Art historians ask of Michelangelo’s David, “Is David sizing up Goliath, or looking in satisfaction at the defeated giant?”
There are political and cultural ramifications to David. He was sculpted during a time of lingering political unrest in the city of Florence, this mostly due to the mess left by the ordeal of Savonarola (powerful and unprincipled Barons stepped in to rule Florence). Michelangelo chose to represent David as an athlete, very concentrated, holding a stone in his right hand, and ready to fight. Michelangelo was devoted to the ideals of the Republic and wanted each citizen to rightfully discharge his or her responsibilities by being committed to returning the city to its former freedom and political greatness. Michelangelo would write in his diary of the commission,
“I found myself famous. The City Council asked me to carve a colossal David from a nineteen-foot block of marble -- and damaged to boot! I locked myself away in a workshop behind the cathedral, hammered and chiseled at the towering block for three long years. In spite of the opposition of a committee of fellow artists, I insisted that the figure should stand before the Palazzo Vecchio, as a symbol of our Republic. I had my way. Archways were torn down, narrow streets widened...it took forty men five days to move it. Once in place, all Florence was astounded. A civic hero, he was a warning...whoever governed Florence should govern justly and defend it bravely. Eyes watchful...the neck of a bull...hands of a killer...the body, a reservoir of energy. He stands poised to strike.”
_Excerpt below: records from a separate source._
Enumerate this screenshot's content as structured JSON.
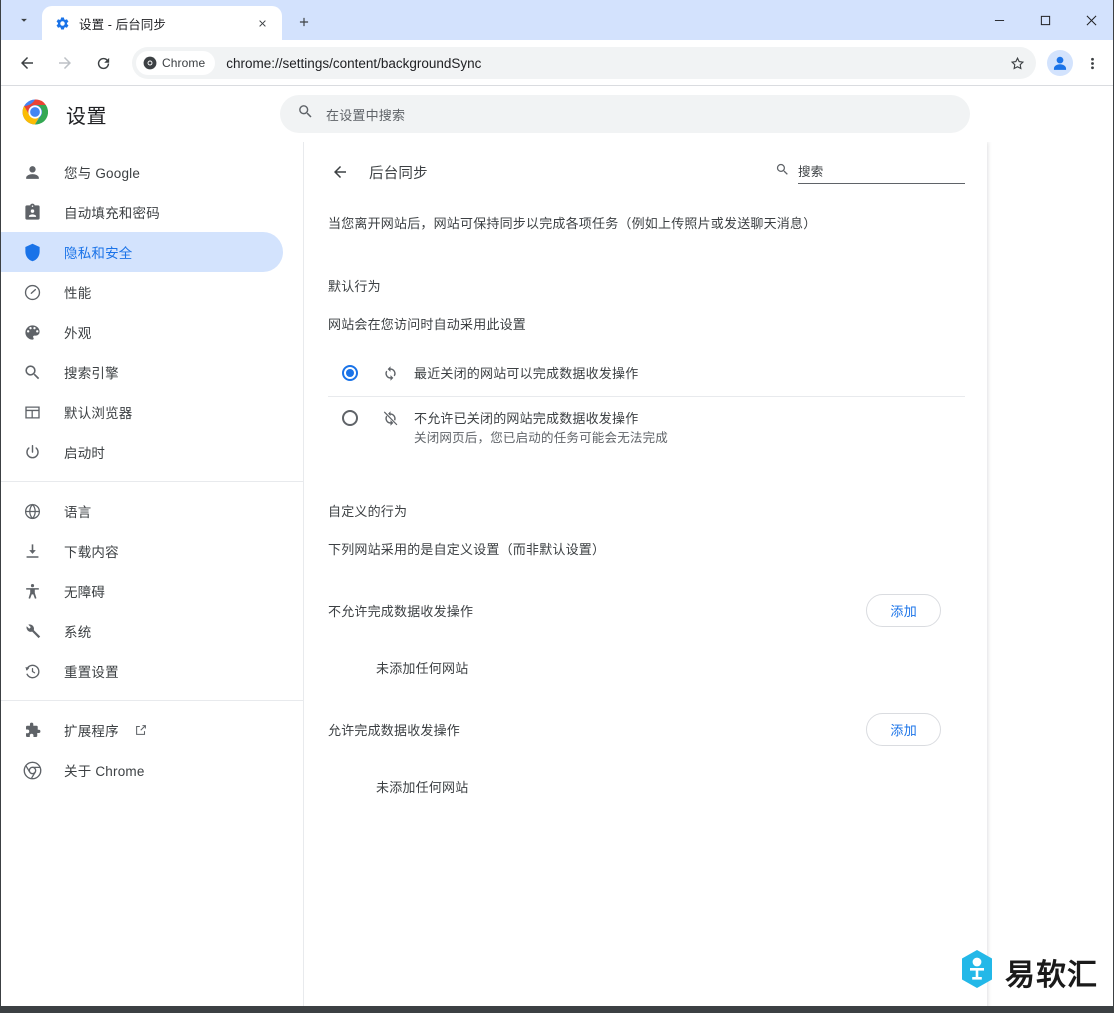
{
  "window": {
    "minimize_label": "minimize",
    "maximize_label": "maximize",
    "close_label": "close"
  },
  "tabstrip": {
    "tab_search_icon": "chevron-down-icon",
    "new_tab_icon": "plus-icon",
    "tabs": [
      {
        "title": "设置 - 后台同步",
        "favicon": "gear-icon",
        "close_icon": "close-icon"
      }
    ]
  },
  "toolbar": {
    "back_icon": "arrow-back-icon",
    "forward_icon": "arrow-forward-icon",
    "reload_icon": "reload-icon",
    "chip_label": "Chrome",
    "chip_icon": "chrome-icon",
    "url": "chrome://settings/content/backgroundSync",
    "bookmark_icon": "star-icon",
    "profile_icon": "avatar-icon",
    "menu_icon": "three-dots-icon"
  },
  "settings_header": {
    "logo": "chrome-logo-icon",
    "title": "设置",
    "search_icon": "search-icon",
    "search_placeholder": "在设置中搜索"
  },
  "sidebar": {
    "groups": [
      {
        "items": [
          {
            "label": "您与 Google",
            "icon": "person-icon",
            "selected": false
          },
          {
            "label": "自动填充和密码",
            "icon": "clipboard-icon",
            "selected": false
          },
          {
            "label": "隐私和安全",
            "icon": "shield-icon",
            "selected": true
          },
          {
            "label": "性能",
            "icon": "speedometer-icon",
            "selected": false
          },
          {
            "label": "外观",
            "icon": "palette-icon",
            "selected": false
          },
          {
            "label": "搜索引擎",
            "icon": "search-icon",
            "selected": false
          },
          {
            "label": "默认浏览器",
            "icon": "browser-window-icon",
            "selected": false
          },
          {
            "label": "启动时",
            "icon": "power-icon",
            "selected": false
          }
        ]
      },
      {
        "items": [
          {
            "label": "语言",
            "icon": "globe-icon",
            "selected": false
          },
          {
            "label": "下载内容",
            "icon": "download-icon",
            "selected": false
          },
          {
            "label": "无障碍",
            "icon": "accessibility-icon",
            "selected": false
          },
          {
            "label": "系统",
            "icon": "wrench-icon",
            "selected": false
          },
          {
            "label": "重置设置",
            "icon": "history-restore-icon",
            "selected": false
          }
        ]
      },
      {
        "items": [
          {
            "label": "扩展程序",
            "icon": "puzzle-icon",
            "selected": false,
            "external_icon": "open-in-new-icon"
          },
          {
            "label": "关于 Chrome",
            "icon": "chrome-icon",
            "selected": false
          }
        ]
      }
    ]
  },
  "content": {
    "back_icon": "arrow-back-icon",
    "page_title": "后台同步",
    "search_icon": "search-icon",
    "search_placeholder": "搜索",
    "description": "当您离开网站后，网站可保持同步以完成各项任务（例如上传照片或发送聊天消息）",
    "default_behavior_title": "默认行为",
    "default_behavior_sub": "网站会在您访问时自动采用此设置",
    "radio_options": [
      {
        "label": "最近关闭的网站可以完成数据收发操作",
        "sub": "",
        "icon": "sync-icon",
        "checked": true
      },
      {
        "label": "不允许已关闭的网站完成数据收发操作",
        "sub": "关闭网页后，您已启动的任务可能会无法完成",
        "icon": "sync-disabled-icon",
        "checked": false
      }
    ],
    "custom_behavior_title": "自定义的行为",
    "custom_behavior_sub": "下列网站采用的是自定义设置（而非默认设置）",
    "permission_blocks": [
      {
        "title": "不允许完成数据收发操作",
        "add_label": "添加",
        "empty_note": "未添加任何网站"
      },
      {
        "title": "允许完成数据收发操作",
        "add_label": "添加",
        "empty_note": "未添加任何网站"
      }
    ]
  },
  "watermark": {
    "text": "易软汇",
    "logo_color": "#23b8e8"
  },
  "colors": {
    "accent": "#1a73e8",
    "selected_nav_bg": "#d3e3fd",
    "tabstrip_bg": "#d3e2fd",
    "text_primary": "#3c4043",
    "text_secondary": "#5f6368"
  }
}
That David stands “poised to strike” reveals that the image represents David just before he attacks Goliath.